What is being asked:
Determine how many lines in the entries below contain "されていたら", and output that number alone.

--------

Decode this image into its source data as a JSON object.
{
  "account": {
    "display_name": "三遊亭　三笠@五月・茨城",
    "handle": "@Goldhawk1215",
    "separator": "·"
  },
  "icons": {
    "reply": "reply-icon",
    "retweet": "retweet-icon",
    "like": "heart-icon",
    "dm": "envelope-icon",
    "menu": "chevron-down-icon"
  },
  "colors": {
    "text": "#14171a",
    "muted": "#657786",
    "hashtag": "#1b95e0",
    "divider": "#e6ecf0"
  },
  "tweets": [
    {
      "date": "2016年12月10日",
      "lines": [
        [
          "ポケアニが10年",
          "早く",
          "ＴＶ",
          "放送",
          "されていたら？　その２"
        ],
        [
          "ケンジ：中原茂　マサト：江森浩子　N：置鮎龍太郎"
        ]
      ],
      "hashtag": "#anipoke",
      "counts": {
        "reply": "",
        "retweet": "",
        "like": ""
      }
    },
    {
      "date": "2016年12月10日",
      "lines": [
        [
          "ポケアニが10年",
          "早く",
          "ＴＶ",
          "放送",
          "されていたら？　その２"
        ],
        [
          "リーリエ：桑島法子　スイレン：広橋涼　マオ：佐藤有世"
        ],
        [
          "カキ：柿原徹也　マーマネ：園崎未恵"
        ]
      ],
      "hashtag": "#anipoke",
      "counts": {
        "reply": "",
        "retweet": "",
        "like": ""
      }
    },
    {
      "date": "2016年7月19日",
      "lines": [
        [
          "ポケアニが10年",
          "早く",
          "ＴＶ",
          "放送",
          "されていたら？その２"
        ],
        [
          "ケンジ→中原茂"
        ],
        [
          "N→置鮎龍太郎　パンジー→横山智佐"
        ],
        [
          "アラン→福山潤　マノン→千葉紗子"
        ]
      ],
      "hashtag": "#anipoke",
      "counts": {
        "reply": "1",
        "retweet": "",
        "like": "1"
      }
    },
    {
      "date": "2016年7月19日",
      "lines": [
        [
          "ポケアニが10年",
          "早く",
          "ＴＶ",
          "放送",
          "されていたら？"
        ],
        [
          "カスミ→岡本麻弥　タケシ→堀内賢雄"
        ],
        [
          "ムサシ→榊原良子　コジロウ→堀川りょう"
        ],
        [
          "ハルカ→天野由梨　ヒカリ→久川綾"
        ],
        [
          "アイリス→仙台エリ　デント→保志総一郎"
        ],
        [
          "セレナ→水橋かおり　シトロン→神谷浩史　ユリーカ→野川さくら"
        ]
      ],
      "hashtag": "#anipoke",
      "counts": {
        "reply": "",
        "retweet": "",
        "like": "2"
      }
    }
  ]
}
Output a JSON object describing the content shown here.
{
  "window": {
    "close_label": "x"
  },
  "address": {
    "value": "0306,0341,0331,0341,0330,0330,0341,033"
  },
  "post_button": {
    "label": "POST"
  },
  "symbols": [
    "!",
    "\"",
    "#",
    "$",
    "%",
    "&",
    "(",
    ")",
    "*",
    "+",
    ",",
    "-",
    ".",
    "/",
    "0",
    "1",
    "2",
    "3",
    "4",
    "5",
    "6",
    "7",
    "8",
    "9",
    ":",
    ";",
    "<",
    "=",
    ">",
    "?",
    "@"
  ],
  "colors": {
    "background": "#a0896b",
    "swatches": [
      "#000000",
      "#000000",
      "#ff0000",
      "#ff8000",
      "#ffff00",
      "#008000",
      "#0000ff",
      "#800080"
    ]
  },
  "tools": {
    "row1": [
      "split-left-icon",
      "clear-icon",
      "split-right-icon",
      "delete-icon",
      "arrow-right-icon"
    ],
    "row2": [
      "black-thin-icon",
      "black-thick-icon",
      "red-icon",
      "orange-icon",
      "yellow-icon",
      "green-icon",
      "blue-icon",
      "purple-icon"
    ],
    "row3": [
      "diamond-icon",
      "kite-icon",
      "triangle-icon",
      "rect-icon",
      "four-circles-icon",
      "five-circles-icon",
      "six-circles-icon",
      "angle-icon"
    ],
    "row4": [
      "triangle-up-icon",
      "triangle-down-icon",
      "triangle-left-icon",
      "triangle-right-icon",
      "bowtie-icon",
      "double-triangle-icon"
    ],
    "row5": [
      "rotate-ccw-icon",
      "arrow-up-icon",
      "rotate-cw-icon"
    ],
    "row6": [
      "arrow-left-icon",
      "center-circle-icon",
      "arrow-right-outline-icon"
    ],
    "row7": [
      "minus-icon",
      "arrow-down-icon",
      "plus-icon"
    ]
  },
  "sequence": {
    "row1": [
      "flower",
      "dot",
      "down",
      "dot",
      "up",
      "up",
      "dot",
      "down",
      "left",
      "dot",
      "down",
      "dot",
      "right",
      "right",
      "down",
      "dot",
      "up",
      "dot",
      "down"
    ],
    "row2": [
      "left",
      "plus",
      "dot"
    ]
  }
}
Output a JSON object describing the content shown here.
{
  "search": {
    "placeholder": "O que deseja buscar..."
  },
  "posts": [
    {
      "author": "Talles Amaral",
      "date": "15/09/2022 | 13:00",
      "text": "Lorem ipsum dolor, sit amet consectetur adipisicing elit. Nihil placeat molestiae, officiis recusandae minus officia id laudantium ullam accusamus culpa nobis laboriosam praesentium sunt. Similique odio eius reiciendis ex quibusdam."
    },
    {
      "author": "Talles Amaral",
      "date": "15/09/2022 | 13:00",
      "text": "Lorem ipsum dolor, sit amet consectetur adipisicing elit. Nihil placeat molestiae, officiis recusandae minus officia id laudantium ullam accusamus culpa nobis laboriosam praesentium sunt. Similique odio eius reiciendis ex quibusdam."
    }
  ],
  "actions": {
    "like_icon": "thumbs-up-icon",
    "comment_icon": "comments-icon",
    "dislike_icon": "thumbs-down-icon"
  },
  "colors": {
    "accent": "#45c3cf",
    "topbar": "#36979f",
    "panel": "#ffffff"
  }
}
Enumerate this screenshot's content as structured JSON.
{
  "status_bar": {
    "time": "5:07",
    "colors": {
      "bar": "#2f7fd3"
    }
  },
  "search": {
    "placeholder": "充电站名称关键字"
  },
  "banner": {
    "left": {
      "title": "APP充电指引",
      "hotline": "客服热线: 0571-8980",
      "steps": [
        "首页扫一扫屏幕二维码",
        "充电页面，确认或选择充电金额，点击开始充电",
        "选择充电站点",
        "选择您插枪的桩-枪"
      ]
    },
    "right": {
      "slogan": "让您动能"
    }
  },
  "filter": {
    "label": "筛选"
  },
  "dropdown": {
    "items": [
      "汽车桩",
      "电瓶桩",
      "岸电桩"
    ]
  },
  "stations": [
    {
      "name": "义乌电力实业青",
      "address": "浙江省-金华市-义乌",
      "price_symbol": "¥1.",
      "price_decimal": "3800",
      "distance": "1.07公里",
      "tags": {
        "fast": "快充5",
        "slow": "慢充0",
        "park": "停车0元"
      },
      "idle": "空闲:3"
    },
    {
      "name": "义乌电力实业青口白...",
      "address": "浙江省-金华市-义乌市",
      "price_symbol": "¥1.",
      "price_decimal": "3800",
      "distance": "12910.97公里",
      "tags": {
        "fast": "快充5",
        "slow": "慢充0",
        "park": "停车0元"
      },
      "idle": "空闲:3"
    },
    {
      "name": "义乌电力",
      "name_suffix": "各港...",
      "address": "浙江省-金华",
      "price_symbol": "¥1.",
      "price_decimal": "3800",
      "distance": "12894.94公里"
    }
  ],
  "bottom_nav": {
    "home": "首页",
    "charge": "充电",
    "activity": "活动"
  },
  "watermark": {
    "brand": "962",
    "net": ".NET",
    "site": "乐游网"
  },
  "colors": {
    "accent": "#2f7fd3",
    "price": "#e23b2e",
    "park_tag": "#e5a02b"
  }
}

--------

Exercise solution:
4